Nonetheless, I was his first grandchild and I was told that he loved me dearly when I was a baby and when I was a toddler, he used to take me to the wantan mee stall at the end of the main road of Jalan Terung off Jalan Peel, where our squatter house used to be before the government tore it down to make way for new condominiums. I also have fond memories of spending my afternoons after I stayed back after school as a school kid at my grandparents while waiting for my dad to pick me up around 4pm after he got off work. I looked forward to the simple lunches that we would make for me if he knew that I was going there after school. Some of my favourites were (this was before my family became vegetarians) tau see yu (black bean fish) and choy gon tong (dried vegetable soup). He also made the best stuffed roast goose that I can remember for the more elaborate family dinners. He also knew that I loved Chinese tea and he always had a pot brewed for me at his house whenever I would go visit them.

The last few years of his life was unfortunately quite sad. After my mah mah‘s passing, his health deteriorated. They used to live with my parents until it became a full time job to care for my yeh yeh, and my parents arranged for him to live at a senior care facility, where they had people who are dedicated to meet all his daily needs, from meals to going to the bathroom. My dad would take him out quite often to get his favourite food since he refused to dine at our house because he was not fond of vegetarian food. We used to control his diet because of his diabetes and high blood pressure, but knowing that his time with us would be short, we had decided that he should be allowed to consume to his heart’s content.

During my last trip home to Malaysia for Chinese New Year in 2009, I tried to pry into his brain to get to know him better. But alas, his memories were all scrambled and his facts were all over the place. He barely remembered me, and his heart pined for his grandson, other granddaughter and my uncle. He also often wondered where his money went and tears would roll down his cheeks ever so often whenever he asked for them. There was nothing that my family could do for him since it seemed like we weren’t his favourite for reasons unknown.

Well, here we are now… at the end of his 80 something years’ journey. We are glad that he can finally rest in peace.
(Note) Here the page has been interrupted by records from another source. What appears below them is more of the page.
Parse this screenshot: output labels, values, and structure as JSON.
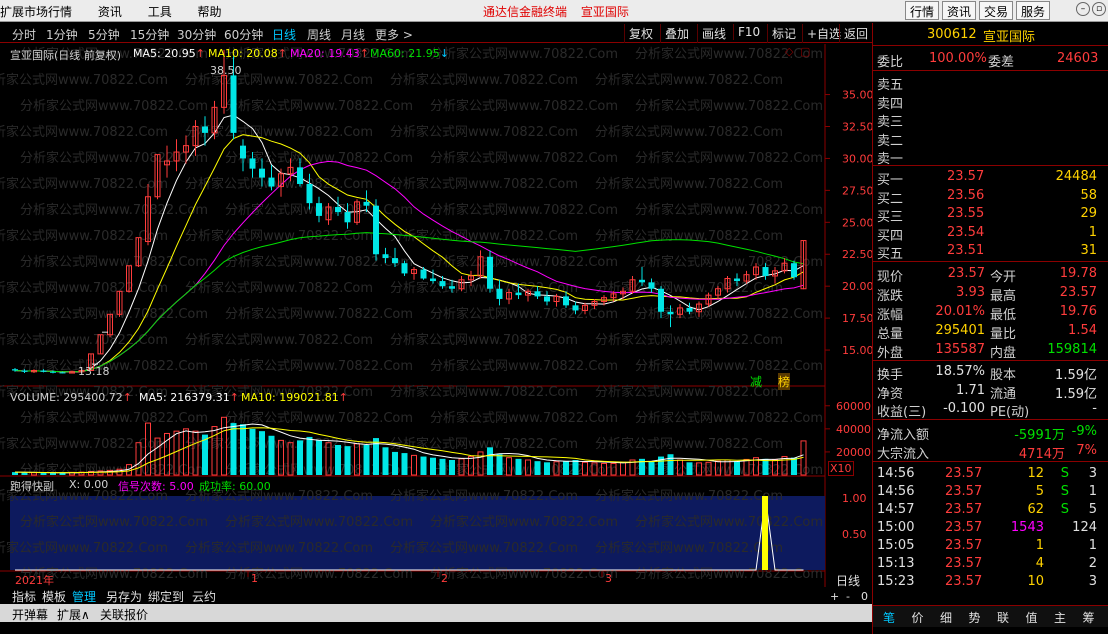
{
  "topbar": {
    "menu": [
      "扩展市场行情",
      "资讯",
      "工具",
      "帮助"
    ],
    "app_title": "通达信金融终端",
    "stock_title": "宣亚国际",
    "right_buttons": [
      "行情",
      "资讯",
      "交易",
      "服务"
    ]
  },
  "periodbar": {
    "periods": [
      "分时",
      "1分钟",
      "5分钟",
      "15分钟",
      "30分钟",
      "60分钟",
      "日线",
      "周线",
      "月线",
      "更多 >"
    ],
    "active": "日线",
    "right_buttons": [
      "复权",
      "叠加",
      "画线",
      "F10",
      "标记",
      "+自选",
      "返回"
    ]
  },
  "main_legend": {
    "title": "宣亚国际(日线 前复权)",
    "ma5": "MA5: 20.95",
    "ma10": "MA10: 20.08",
    "ma20": "MA20: 19.43",
    "ma60": "MA60: 21.95",
    "high_label": "38.50",
    "low_label": "13.18",
    "tag_jian": "减",
    "tag_bang": "榜"
  },
  "price_axis": [
    "35.00",
    "32.50",
    "30.00",
    "27.50",
    "25.00",
    "22.50",
    "20.00",
    "17.50",
    "15.00"
  ],
  "volume_legend": {
    "volume": "VOLUME: 295400.72",
    "ma5": "MA5: 216379.31",
    "ma10": "MA10: 199021.81",
    "unit": "X10"
  },
  "volume_axis": [
    "60000",
    "40000",
    "20000"
  ],
  "indicator_legend": {
    "name": "跑得快副",
    "x": "X: 0.00",
    "signals": "信号次数: 5.00",
    "success": "成功率: 60.00"
  },
  "indicator_axis": [
    "1.00",
    "0.50"
  ],
  "time_axis": {
    "year": "2021年",
    "months": [
      "1",
      "2",
      "3"
    ],
    "period": "日线",
    "zoom": [
      "+",
      "-",
      "0"
    ]
  },
  "bottom_tabs": [
    "指标",
    "模板",
    "管理",
    "另存为",
    "绑定到",
    "云约"
  ],
  "bottom_active": "管理",
  "statusbar": [
    "开弹幕",
    "扩展∧",
    "关联报价"
  ],
  "watermark": "分析家公式网www.70822.Com",
  "quote": {
    "code": "300612",
    "name": "宣亚国际",
    "webi_label": "委比",
    "webi": "100.00%",
    "wecha_label": "委差",
    "wecha": "24603",
    "sells": [
      {
        "label": "卖五"
      },
      {
        "label": "卖四"
      },
      {
        "label": "卖三"
      },
      {
        "label": "卖二"
      },
      {
        "label": "卖一"
      }
    ],
    "buys": [
      {
        "label": "买一",
        "price": "23.57",
        "vol": "24484"
      },
      {
        "label": "买二",
        "price": "23.56",
        "vol": "58"
      },
      {
        "label": "买三",
        "price": "23.55",
        "vol": "29"
      },
      {
        "label": "买四",
        "price": "23.54",
        "vol": "1"
      },
      {
        "label": "买五",
        "price": "23.51",
        "vol": "31"
      }
    ],
    "stats": [
      {
        "l1": "现价",
        "v1": "23.57",
        "c1": "red",
        "l2": "今开",
        "v2": "19.78",
        "c2": "red"
      },
      {
        "l1": "涨跌",
        "v1": "3.93",
        "c1": "red",
        "l2": "最高",
        "v2": "23.57",
        "c2": "red"
      },
      {
        "l1": "涨幅",
        "v1": "20.01%",
        "c1": "red",
        "l2": "最低",
        "v2": "19.76",
        "c2": "red"
      },
      {
        "l1": "总量",
        "v1": "295401",
        "c1": "yellow",
        "l2": "量比",
        "v2": "1.54",
        "c2": "red"
      },
      {
        "l1": "外盘",
        "v1": "135587",
        "c1": "red",
        "l2": "内盘",
        "v2": "159814",
        "c2": "green"
      }
    ],
    "stats2": [
      {
        "l1": "换手",
        "v1": "18.57%",
        "l2": "股本",
        "v2": "1.59亿"
      },
      {
        "l1": "净资",
        "v1": "1.71",
        "l2": "流通",
        "v2": "1.59亿"
      },
      {
        "l1": "收益(三)",
        "v1": "-0.100",
        "l2": "PE(动)",
        "v2": "-"
      }
    ],
    "flows": [
      {
        "label": "净流入额",
        "value": "-5991万",
        "pct": "-9%",
        "color": "green"
      },
      {
        "label": "大宗流入",
        "value": "4714万",
        "pct": "7%",
        "color": "red"
      }
    ],
    "ticks": [
      {
        "time": "14:56",
        "price": "23.57",
        "vol": "12",
        "vc": "yellow",
        "side": "S",
        "sc": "green",
        "n": "3"
      },
      {
        "time": "14:56",
        "price": "23.57",
        "vol": "5",
        "vc": "yellow",
        "side": "S",
        "sc": "green",
        "n": "1"
      },
      {
        "time": "14:57",
        "price": "23.57",
        "vol": "62",
        "vc": "yellow",
        "side": "S",
        "sc": "green",
        "n": "5"
      },
      {
        "time": "15:00",
        "price": "23.57",
        "vol": "1543",
        "vc": "magenta",
        "side": "",
        "sc": "white",
        "n": "124"
      },
      {
        "time": "15:05",
        "price": "23.57",
        "vol": "1",
        "vc": "yellow",
        "side": "",
        "sc": "white",
        "n": "1"
      },
      {
        "time": "15:13",
        "price": "23.57",
        "vol": "4",
        "vc": "yellow",
        "side": "",
        "sc": "white",
        "n": "2"
      },
      {
        "time": "15:23",
        "price": "23.57",
        "vol": "10",
        "vc": "yellow",
        "side": "",
        "sc": "white",
        "n": "3"
      }
    ],
    "tabs": [
      "笔",
      "价",
      "细",
      "势",
      "联",
      "值",
      "主",
      "筹"
    ],
    "tabs_active": "笔"
  },
  "colors": {
    "up": "#ff3c3c",
    "down": "#00e6e6",
    "ma5": "#ffffff",
    "ma10": "#ffff00",
    "ma20": "#ff00ff",
    "ma60": "#00e000",
    "border": "#8b0000",
    "indicator_bg": "#0d1a5e"
  },
  "chart_data": {
    "type": "candlestick",
    "price_range": [
      12.5,
      38.8
    ],
    "volume_range": [
      0,
      65000
    ],
    "candles": [
      [
        13.5,
        13.6,
        13.3,
        13.4,
        2500
      ],
      [
        13.4,
        13.5,
        13.2,
        13.3,
        2200
      ],
      [
        13.3,
        13.5,
        13.2,
        13.4,
        2000
      ],
      [
        13.4,
        13.5,
        13.25,
        13.3,
        1800
      ],
      [
        13.3,
        13.4,
        13.18,
        13.25,
        2100
      ],
      [
        13.25,
        13.3,
        13.18,
        13.2,
        1900
      ],
      [
        13.2,
        13.4,
        13.18,
        13.3,
        2300
      ],
      [
        13.3,
        13.5,
        13.2,
        13.4,
        2500
      ],
      [
        13.4,
        14.7,
        13.4,
        14.7,
        3000
      ],
      [
        14.7,
        16.2,
        14.7,
        16.2,
        3500
      ],
      [
        16.2,
        17.8,
        16.0,
        17.8,
        4000
      ],
      [
        17.8,
        19.6,
        17.6,
        19.6,
        5000
      ],
      [
        19.6,
        21.6,
        19.5,
        21.6,
        9000
      ],
      [
        21.6,
        23.8,
        21.5,
        23.8,
        28000
      ],
      [
        23.5,
        28.0,
        23.2,
        27.0,
        45000
      ],
      [
        27.0,
        30.3,
        26.8,
        30.3,
        32000
      ],
      [
        29.5,
        31.0,
        28.5,
        29.8,
        36000
      ],
      [
        29.8,
        31.5,
        29.0,
        30.5,
        38000
      ],
      [
        30.5,
        31.8,
        29.6,
        31.0,
        40000
      ],
      [
        31.0,
        33.0,
        30.2,
        32.5,
        38000
      ],
      [
        32.5,
        33.3,
        31.0,
        32.0,
        35000
      ],
      [
        32.0,
        34.5,
        31.5,
        34.0,
        42000
      ],
      [
        34.0,
        38.5,
        33.5,
        36.5,
        50000
      ],
      [
        36.5,
        38.0,
        31.5,
        32.0,
        45000
      ],
      [
        31.0,
        31.5,
        29.0,
        30.0,
        44000
      ],
      [
        30.0,
        30.5,
        28.5,
        29.2,
        40000
      ],
      [
        29.2,
        30.0,
        27.8,
        28.5,
        38000
      ],
      [
        28.5,
        29.5,
        27.5,
        27.8,
        34000
      ],
      [
        27.8,
        29.2,
        27.0,
        28.8,
        30000
      ],
      [
        28.8,
        30.0,
        28.2,
        29.3,
        28000
      ],
      [
        29.3,
        30.0,
        27.8,
        28.0,
        30000
      ],
      [
        28.0,
        28.8,
        26.0,
        26.5,
        33000
      ],
      [
        26.5,
        27.0,
        25.0,
        25.5,
        30000
      ],
      [
        25.2,
        26.5,
        24.8,
        26.2,
        28000
      ],
      [
        26.2,
        27.0,
        25.5,
        25.8,
        26000
      ],
      [
        25.8,
        26.5,
        24.5,
        25.0,
        25000
      ],
      [
        25.0,
        26.8,
        24.8,
        26.6,
        27000
      ],
      [
        26.6,
        27.5,
        25.8,
        26.3,
        26000
      ],
      [
        26.3,
        26.8,
        22.0,
        22.5,
        32000
      ],
      [
        22.5,
        23.0,
        21.8,
        22.2,
        24000
      ],
      [
        22.2,
        23.0,
        21.5,
        21.8,
        20000
      ],
      [
        21.8,
        22.0,
        20.8,
        21.0,
        19000
      ],
      [
        21.0,
        21.5,
        20.5,
        21.3,
        17000
      ],
      [
        21.3,
        21.5,
        20.5,
        20.6,
        16000
      ],
      [
        20.6,
        21.3,
        20.2,
        20.4,
        15000
      ],
      [
        20.4,
        20.8,
        19.8,
        20.0,
        14000
      ],
      [
        20.0,
        20.5,
        19.5,
        19.8,
        13000
      ],
      [
        19.8,
        20.8,
        19.6,
        20.5,
        14000
      ],
      [
        20.5,
        21.2,
        20.0,
        20.8,
        16000
      ],
      [
        20.8,
        22.8,
        20.6,
        22.3,
        20000
      ],
      [
        22.3,
        22.8,
        19.5,
        19.8,
        24000
      ],
      [
        19.8,
        20.5,
        18.5,
        19.0,
        18000
      ],
      [
        19.0,
        19.8,
        18.6,
        19.5,
        15000
      ],
      [
        19.5,
        20.2,
        19.0,
        19.3,
        14000
      ],
      [
        19.3,
        19.8,
        18.8,
        19.6,
        13000
      ],
      [
        19.6,
        20.0,
        19.0,
        19.2,
        12000
      ],
      [
        19.2,
        19.6,
        18.5,
        18.8,
        11000
      ],
      [
        18.8,
        19.4,
        18.4,
        19.2,
        11500
      ],
      [
        19.2,
        19.6,
        18.3,
        18.5,
        12000
      ],
      [
        18.5,
        18.8,
        17.8,
        18.1,
        13000
      ],
      [
        18.1,
        18.7,
        17.8,
        18.5,
        11000
      ],
      [
        18.5,
        19.0,
        18.2,
        18.8,
        10500
      ],
      [
        18.8,
        19.3,
        18.5,
        19.1,
        10000
      ],
      [
        19.1,
        19.6,
        18.8,
        19.4,
        10000
      ],
      [
        19.4,
        19.9,
        19.0,
        19.6,
        11000
      ],
      [
        19.6,
        20.8,
        19.4,
        20.5,
        13000
      ],
      [
        20.5,
        21.5,
        20.0,
        20.3,
        14000
      ],
      [
        20.3,
        20.6,
        19.5,
        19.8,
        12000
      ],
      [
        19.8,
        20.0,
        17.5,
        18.0,
        16000
      ],
      [
        18.0,
        18.5,
        16.8,
        17.8,
        18000
      ],
      [
        17.8,
        18.6,
        17.5,
        18.3,
        13000
      ],
      [
        18.3,
        18.7,
        17.8,
        18.0,
        11000
      ],
      [
        18.0,
        18.8,
        17.6,
        18.6,
        10500
      ],
      [
        18.6,
        19.5,
        18.4,
        19.3,
        11000
      ],
      [
        19.3,
        20.0,
        19.0,
        19.8,
        12000
      ],
      [
        19.8,
        20.8,
        19.5,
        20.6,
        13000
      ],
      [
        20.6,
        21.0,
        20.0,
        20.4,
        12000
      ],
      [
        20.4,
        21.2,
        20.2,
        20.9,
        13500
      ],
      [
        20.9,
        21.8,
        20.5,
        21.5,
        15000
      ],
      [
        21.5,
        21.8,
        20.5,
        20.8,
        14000
      ],
      [
        20.8,
        21.5,
        20.2,
        21.2,
        13000
      ],
      [
        21.2,
        22.2,
        21.0,
        21.8,
        16000
      ],
      [
        21.8,
        22.0,
        20.5,
        20.7,
        15000
      ],
      [
        19.8,
        23.57,
        19.76,
        23.57,
        29540
      ]
    ],
    "indicator": {
      "type": "signal",
      "spike_index": 79,
      "bar_index": 80
    }
  }
}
I only wished that technology would be so great that we can copy our grandparents’ memories before they leave us so that the next generation is able to see the past through their eyes… is that too freaky?